Energy market experts have said that a key plank of the Albanian government’s plan cap power prices will at best be ineffective and at worst actually cause electricity bills to rise because we are still waiting for “the cavalry to arrive” in the form of enough renewable sources .
According to a report by consulting group Boardroom Energy which was sent to senior ministers in the NSW government Wednesday, calls by Energy Minister Chris Bowen for states to impose price caps are in fact “impractical” and “(risk exacerbating electricity price increases.”
“Even if a cap could be applied and did result in lower coal supply costs than otherwise, it is unlikely to materially impact wholesale electricity prices,” the report, which was commissioned by the NSW Minerals Council, states.
“If a cap persists over the longer term, it will impact long-term supply decisions … which will only put upward pressure on electricity prices.”
Rather than capping prices at $125 per tonne, as has been reported, the report says that the government should look at delaying the closure of the Eraring and Liddell power plants until there is enough renewable capacity to replace them.
The report also found that coal prices play only a small part in the retail cost of power, with natural gas a much greater driver of day to day prices.
Former CEO of the Australian Energy Council, Matthew Warren, one of the co-authors of the report said that the problem NSW faced was not prices but supply.
“The issue is not the cost of coal, it’s that there is not enough energy in the system,” Mr Warren said.
“If you cap the price of coal, you are making the market pay less for that energy, so miners will either keep it in the ground or sell it overseas to someone willing to pay more.”
“This is a global problem – we are waiting for the cavalry to arrive – because while renewables will help they take time to build and scale and connect up.”

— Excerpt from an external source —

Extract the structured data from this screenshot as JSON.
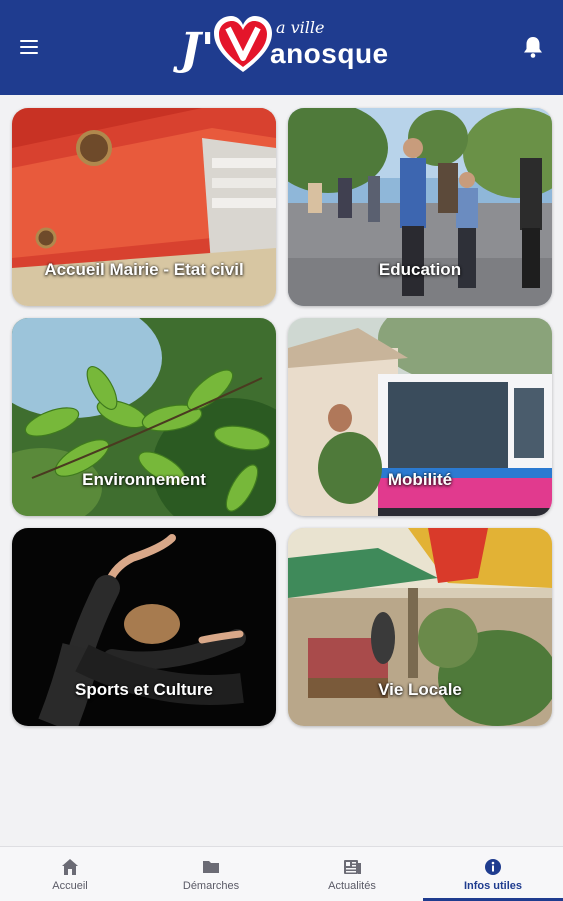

“We can’t fix Ukraine or the global supply crunch but what we can do is make sure we have enough energy when we need it next winter – which is why we should not decommission old coal plants but keep them around in case we need them .”
NSW and Queensland received a proposal from the Albanese government Tuesday asking that the states impose price caps on coal, potentially recalling parliaments in the process, but the issue of compensation for coal miners remained unsolved.

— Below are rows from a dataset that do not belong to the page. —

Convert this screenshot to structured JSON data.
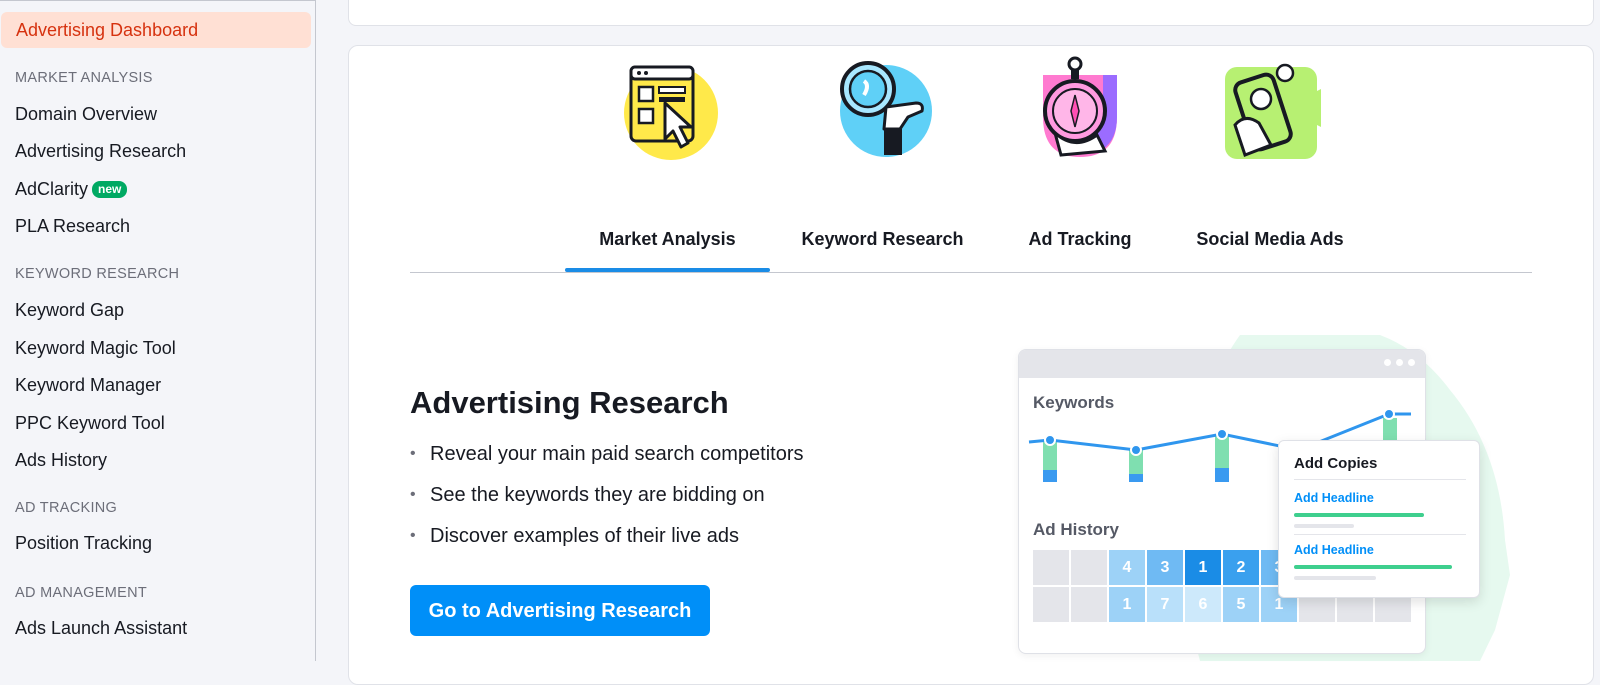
{
  "sidebar": {
    "active_item": "Advertising Dashboard",
    "sections": [
      {
        "title": "MARKET ANALYSIS",
        "items": [
          "Domain Overview",
          "Advertising Research",
          "AdClarity",
          "PLA Research"
        ]
      },
      {
        "title": "KEYWORD RESEARCH",
        "items": [
          "Keyword Gap",
          "Keyword Magic Tool",
          "Keyword Manager",
          "PPC Keyword Tool",
          "Ads History"
        ]
      },
      {
        "title": "AD TRACKING",
        "items": [
          "Position Tracking"
        ]
      },
      {
        "title": "AD MANAGEMENT",
        "items": [
          "Ads Launch Assistant"
        ]
      }
    ],
    "new_badge": "new"
  },
  "tabs": [
    {
      "label": "Market Analysis",
      "icon": "browser-cursor-icon",
      "selected": true
    },
    {
      "label": "Keyword Research",
      "icon": "magnifier-hand-icon",
      "selected": false
    },
    {
      "label": "Ad Tracking",
      "icon": "stopwatch-hand-icon",
      "selected": false
    },
    {
      "label": "Social Media Ads",
      "icon": "phone-hand-icon",
      "selected": false
    }
  ],
  "feature": {
    "title": "Advertising Research",
    "bullets": [
      "Reveal your main paid search competitors",
      "See the keywords they are bidding on",
      "Discover examples of their live ads"
    ],
    "cta_label": "Go to Advertising Research"
  },
  "illustration": {
    "keywords_label": "Keywords",
    "ad_history_label": "Ad History",
    "grid_row1": [
      "",
      "",
      "4",
      "3",
      "1",
      "2",
      "3",
      "",
      "",
      ""
    ],
    "grid_row2": [
      "",
      "",
      "1",
      "7",
      "6",
      "5",
      "1",
      "",
      "",
      ""
    ],
    "popup": {
      "title": "Add Copies",
      "link1": "Add Headline",
      "link2": "Add Headline"
    }
  },
  "colors": {
    "accent": "#008ff8",
    "active_bg": "#ffe0d4",
    "active_text": "#d6320f",
    "tab_indicator": "#1a8ce6",
    "badge": "#00a963"
  }
}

“(We’ve) methodically worked through, come up with options and ideas, which mean that the various jurisdictions use the powers best available to them for the most impact,” Mr Bowen told ABC’s Radio National Wednesday.
Mr Bowen’s office declined to comment on the findings of the report Wednesday evening.
Originally published as We need more power, not price caps, to avoid blackout disaster